Among both the console manufacturers and video game developers in general, Nintendo stands apart. Not just in terms of their games or consoles themselves, although those are certainly a result of the way Nintendo stays askance. But rather Nintendo is just different in terms of the way the business is run; in its decisions and very culture. Sometimes, this sees them make some greatness, such as when they single-handedly pulled the entire video game industry out of the dark ages. Sometimes, this sees them make some really boneheaded decisions, such as when they decided that online gaming was just a passing fad. For like ten years.
But even with all the ups and downs this causes, it makes them a very interesting company. They intrigue the businessman part of me endlessly. Why do they do the things they do, even when it flies against all established knowledge? The fantasizing about that really appeals to the part of my brain that makes my heart skip a beat at the words “Six Sigma”. And you know, it’s been a while since I’ve done any business analysis. I think I might be jonesing.
So anyways, let’s take a look/wildly theorize at the things that make Nintendo the way they are. Now, as we’re doing this, I want to say that a lot of what I’m going to talk about next, particularly about the culture of Japanese companies, comes from things I learned from people who got their chops in the era where all the businessmen were scared Japan was soon going to dominate the world, so that might color my perspective a bit. Also, some of my classes were, like, really boring, so I may only be half-remembering some things. So, you know, don’t put any money on any of this. With that out of way, let’s dive into the business character of Nintendo.
The first thing in understanding what makes Nintendo tick is understanding where they’re coming from. I know this is going to blow you minds here, so hold on to the back of your skulls, but, see, Nintendo is a Japanese Corporation. And I don’t know if you realize this, but Japan has a different culture than we do in the rest.
Sorry, I might be going a little fast there. Go ahead, read that paragraph a few times, until you can wrap your head around those bombs I dropped. When you catch up, we’ll be here for you.
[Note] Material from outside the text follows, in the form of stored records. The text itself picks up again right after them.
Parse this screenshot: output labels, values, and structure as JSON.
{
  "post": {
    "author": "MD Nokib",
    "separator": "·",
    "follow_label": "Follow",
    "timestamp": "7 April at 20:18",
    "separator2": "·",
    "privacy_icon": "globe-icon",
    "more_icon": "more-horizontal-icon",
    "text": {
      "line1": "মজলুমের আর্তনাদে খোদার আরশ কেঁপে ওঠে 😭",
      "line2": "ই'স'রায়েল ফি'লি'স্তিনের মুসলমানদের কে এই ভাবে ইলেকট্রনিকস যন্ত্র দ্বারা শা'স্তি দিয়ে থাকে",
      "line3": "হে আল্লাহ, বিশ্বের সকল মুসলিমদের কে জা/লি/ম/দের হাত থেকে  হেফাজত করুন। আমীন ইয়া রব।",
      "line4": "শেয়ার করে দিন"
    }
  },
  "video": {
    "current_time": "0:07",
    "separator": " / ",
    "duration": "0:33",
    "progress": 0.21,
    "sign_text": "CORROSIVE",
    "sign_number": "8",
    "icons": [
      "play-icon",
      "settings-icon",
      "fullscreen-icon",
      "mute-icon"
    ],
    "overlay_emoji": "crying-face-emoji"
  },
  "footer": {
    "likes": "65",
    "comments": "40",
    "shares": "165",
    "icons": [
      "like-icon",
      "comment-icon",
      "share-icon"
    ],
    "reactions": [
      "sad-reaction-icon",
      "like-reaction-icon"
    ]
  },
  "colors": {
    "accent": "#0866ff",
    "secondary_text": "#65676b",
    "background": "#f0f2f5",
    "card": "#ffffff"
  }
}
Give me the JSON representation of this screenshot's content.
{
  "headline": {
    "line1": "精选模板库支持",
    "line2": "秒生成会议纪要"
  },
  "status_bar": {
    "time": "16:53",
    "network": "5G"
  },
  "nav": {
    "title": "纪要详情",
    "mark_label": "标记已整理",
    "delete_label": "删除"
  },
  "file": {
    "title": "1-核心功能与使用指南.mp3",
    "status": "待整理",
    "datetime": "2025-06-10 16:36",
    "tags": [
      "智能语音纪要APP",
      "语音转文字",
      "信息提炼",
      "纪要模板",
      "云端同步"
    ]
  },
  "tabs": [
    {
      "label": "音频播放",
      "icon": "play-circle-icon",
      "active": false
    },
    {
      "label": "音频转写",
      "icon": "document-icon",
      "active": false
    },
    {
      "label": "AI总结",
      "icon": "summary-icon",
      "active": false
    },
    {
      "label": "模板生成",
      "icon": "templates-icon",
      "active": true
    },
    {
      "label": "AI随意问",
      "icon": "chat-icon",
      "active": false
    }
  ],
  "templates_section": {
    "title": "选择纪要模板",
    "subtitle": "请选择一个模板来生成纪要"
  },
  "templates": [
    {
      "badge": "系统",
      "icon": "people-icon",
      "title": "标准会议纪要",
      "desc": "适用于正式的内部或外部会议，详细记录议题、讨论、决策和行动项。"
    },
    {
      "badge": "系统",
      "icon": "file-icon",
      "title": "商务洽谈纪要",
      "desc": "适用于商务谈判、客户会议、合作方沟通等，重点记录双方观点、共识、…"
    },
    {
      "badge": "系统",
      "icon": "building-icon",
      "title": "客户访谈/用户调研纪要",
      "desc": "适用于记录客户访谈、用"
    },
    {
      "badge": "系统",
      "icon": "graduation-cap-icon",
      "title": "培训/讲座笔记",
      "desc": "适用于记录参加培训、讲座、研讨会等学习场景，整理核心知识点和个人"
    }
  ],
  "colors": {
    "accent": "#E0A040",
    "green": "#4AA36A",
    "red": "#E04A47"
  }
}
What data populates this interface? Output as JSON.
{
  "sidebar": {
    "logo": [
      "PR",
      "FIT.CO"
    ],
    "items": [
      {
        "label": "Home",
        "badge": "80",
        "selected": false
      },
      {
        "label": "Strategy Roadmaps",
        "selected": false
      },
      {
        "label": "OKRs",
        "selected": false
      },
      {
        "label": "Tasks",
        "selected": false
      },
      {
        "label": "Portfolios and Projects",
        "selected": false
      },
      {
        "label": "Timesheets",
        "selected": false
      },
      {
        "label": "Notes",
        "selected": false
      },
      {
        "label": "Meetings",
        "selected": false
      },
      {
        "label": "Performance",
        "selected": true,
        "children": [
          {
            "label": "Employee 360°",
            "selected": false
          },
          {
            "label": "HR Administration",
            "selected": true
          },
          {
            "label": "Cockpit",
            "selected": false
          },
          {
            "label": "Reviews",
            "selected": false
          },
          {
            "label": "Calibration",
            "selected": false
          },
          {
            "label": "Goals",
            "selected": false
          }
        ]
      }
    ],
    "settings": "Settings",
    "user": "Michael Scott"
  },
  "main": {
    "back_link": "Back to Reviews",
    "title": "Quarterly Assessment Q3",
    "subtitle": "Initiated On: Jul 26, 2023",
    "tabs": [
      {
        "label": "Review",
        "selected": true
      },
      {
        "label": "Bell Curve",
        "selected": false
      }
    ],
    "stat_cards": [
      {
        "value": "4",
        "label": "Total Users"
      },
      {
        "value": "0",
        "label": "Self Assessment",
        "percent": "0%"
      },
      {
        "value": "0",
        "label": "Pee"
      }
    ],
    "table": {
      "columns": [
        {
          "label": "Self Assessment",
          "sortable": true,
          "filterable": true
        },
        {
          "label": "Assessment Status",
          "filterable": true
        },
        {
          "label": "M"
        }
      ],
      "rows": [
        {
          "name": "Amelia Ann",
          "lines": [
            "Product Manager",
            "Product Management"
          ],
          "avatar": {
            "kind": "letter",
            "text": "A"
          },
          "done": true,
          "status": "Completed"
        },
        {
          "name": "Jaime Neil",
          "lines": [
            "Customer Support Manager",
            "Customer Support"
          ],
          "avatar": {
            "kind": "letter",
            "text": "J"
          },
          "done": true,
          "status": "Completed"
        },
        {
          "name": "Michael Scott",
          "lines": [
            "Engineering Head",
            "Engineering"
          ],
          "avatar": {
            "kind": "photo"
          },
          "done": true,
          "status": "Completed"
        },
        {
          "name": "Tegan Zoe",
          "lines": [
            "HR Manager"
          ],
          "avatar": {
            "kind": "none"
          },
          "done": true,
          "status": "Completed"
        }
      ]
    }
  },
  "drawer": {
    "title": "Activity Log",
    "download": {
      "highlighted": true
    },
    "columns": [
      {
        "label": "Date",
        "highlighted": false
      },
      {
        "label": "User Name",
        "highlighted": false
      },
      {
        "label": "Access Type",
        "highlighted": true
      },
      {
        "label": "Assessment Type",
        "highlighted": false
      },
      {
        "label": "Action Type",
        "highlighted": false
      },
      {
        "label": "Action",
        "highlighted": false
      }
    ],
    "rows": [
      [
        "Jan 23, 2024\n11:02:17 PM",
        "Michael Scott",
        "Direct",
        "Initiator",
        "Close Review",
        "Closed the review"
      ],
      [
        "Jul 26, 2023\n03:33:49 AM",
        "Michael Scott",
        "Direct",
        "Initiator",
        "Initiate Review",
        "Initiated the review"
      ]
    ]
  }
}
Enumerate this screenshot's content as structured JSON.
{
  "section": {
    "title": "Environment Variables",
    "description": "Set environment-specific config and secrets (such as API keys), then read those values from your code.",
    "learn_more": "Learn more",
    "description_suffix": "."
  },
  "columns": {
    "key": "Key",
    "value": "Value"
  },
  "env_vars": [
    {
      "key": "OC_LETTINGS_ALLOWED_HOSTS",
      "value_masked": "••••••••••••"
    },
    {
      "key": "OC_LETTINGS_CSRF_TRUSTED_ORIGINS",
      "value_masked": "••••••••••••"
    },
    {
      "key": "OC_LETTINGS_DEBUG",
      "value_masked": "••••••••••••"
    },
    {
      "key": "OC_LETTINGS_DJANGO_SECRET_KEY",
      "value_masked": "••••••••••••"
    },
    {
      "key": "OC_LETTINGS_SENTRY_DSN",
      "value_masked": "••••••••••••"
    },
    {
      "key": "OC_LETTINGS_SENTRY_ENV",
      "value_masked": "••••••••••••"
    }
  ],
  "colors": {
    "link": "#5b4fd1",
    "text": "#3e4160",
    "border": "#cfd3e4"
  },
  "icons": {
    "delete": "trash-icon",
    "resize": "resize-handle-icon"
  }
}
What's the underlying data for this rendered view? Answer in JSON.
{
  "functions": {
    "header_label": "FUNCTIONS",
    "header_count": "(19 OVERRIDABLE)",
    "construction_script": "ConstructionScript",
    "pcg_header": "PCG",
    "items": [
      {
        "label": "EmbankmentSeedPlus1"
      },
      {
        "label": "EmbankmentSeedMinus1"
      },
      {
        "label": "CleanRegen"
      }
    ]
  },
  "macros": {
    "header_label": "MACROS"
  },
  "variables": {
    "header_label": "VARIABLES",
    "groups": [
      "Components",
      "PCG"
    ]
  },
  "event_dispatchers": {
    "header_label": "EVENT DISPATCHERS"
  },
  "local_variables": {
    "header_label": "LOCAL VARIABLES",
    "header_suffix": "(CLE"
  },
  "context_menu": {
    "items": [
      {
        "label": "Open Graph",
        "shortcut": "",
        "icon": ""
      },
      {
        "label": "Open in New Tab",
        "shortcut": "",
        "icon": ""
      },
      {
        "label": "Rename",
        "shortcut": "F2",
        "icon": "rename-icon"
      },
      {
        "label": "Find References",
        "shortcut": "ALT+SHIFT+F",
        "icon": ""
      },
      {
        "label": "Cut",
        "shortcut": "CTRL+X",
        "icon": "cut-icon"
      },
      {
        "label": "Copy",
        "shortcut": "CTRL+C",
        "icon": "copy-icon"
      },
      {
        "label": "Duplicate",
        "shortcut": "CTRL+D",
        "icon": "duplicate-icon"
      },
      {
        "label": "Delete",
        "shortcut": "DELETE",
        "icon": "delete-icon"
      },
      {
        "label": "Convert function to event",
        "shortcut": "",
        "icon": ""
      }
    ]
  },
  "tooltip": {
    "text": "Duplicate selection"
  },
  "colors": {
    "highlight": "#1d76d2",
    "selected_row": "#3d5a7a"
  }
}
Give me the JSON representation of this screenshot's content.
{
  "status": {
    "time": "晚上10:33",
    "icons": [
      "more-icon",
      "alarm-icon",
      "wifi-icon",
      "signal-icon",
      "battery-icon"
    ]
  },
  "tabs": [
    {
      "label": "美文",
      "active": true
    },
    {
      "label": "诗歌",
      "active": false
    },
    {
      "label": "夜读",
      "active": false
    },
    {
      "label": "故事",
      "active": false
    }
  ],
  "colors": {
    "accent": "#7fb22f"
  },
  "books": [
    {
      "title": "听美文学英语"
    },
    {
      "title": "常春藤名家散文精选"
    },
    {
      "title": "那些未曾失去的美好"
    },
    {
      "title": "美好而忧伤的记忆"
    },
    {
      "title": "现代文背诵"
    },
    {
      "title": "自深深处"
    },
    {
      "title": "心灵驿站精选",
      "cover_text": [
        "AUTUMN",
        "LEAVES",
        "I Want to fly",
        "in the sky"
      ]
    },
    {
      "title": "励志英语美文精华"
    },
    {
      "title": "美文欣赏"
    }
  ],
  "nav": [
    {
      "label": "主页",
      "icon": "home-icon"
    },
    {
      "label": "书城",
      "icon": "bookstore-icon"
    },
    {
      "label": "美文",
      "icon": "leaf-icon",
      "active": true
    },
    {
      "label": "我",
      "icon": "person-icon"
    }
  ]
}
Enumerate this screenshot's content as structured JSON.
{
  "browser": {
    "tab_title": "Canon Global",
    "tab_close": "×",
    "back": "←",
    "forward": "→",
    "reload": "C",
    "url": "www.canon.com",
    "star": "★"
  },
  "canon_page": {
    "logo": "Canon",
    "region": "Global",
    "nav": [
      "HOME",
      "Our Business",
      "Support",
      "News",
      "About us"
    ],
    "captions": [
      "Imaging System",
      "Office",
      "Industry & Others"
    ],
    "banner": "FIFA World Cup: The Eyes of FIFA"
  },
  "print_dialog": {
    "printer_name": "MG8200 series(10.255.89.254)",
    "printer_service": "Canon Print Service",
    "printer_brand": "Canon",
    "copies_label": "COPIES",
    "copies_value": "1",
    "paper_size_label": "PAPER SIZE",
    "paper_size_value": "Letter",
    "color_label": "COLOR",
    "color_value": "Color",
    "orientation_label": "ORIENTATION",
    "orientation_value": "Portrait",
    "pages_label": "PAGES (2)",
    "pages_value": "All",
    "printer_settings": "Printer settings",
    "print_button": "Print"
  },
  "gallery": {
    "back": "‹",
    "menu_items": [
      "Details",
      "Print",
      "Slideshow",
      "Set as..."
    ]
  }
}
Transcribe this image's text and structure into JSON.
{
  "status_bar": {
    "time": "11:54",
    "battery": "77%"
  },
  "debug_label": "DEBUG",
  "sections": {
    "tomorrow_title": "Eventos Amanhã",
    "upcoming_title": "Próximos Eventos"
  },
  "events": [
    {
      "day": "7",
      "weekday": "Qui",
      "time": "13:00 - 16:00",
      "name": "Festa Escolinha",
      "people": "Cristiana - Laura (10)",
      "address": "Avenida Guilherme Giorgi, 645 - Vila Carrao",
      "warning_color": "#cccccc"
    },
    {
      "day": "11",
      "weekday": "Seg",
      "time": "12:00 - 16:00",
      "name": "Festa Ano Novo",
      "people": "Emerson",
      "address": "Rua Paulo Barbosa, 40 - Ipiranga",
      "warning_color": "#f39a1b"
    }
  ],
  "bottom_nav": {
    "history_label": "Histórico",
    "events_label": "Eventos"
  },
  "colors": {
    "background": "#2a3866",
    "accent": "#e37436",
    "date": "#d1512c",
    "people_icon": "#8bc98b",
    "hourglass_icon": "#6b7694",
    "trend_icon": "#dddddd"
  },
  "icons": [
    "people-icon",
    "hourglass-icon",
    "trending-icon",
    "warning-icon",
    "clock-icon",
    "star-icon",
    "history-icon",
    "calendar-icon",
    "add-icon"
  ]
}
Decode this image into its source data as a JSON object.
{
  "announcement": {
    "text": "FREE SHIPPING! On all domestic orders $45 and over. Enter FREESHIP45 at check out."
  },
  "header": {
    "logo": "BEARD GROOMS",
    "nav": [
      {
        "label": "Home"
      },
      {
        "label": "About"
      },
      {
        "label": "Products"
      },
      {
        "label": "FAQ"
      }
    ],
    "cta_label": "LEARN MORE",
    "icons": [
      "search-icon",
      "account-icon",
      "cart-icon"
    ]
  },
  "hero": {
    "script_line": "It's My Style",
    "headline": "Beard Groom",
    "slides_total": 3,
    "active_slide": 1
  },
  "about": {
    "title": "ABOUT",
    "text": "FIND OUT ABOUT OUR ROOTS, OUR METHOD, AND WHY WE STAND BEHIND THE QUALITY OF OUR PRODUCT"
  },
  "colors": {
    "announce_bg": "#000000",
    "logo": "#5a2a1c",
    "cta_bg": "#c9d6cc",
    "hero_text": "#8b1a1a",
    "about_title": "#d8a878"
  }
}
Let’s take a look at what that means. No matter where you are, corporations are publicly owned companies. People buy and sell stock in that company outside the control of the company itself. Stocks represent a portion of the ownership of that company with all that entails, including a share of the highest level decision making and a share of the company’s profits, delivered by means of the stock value increasing or by dividends paid out to shareholders.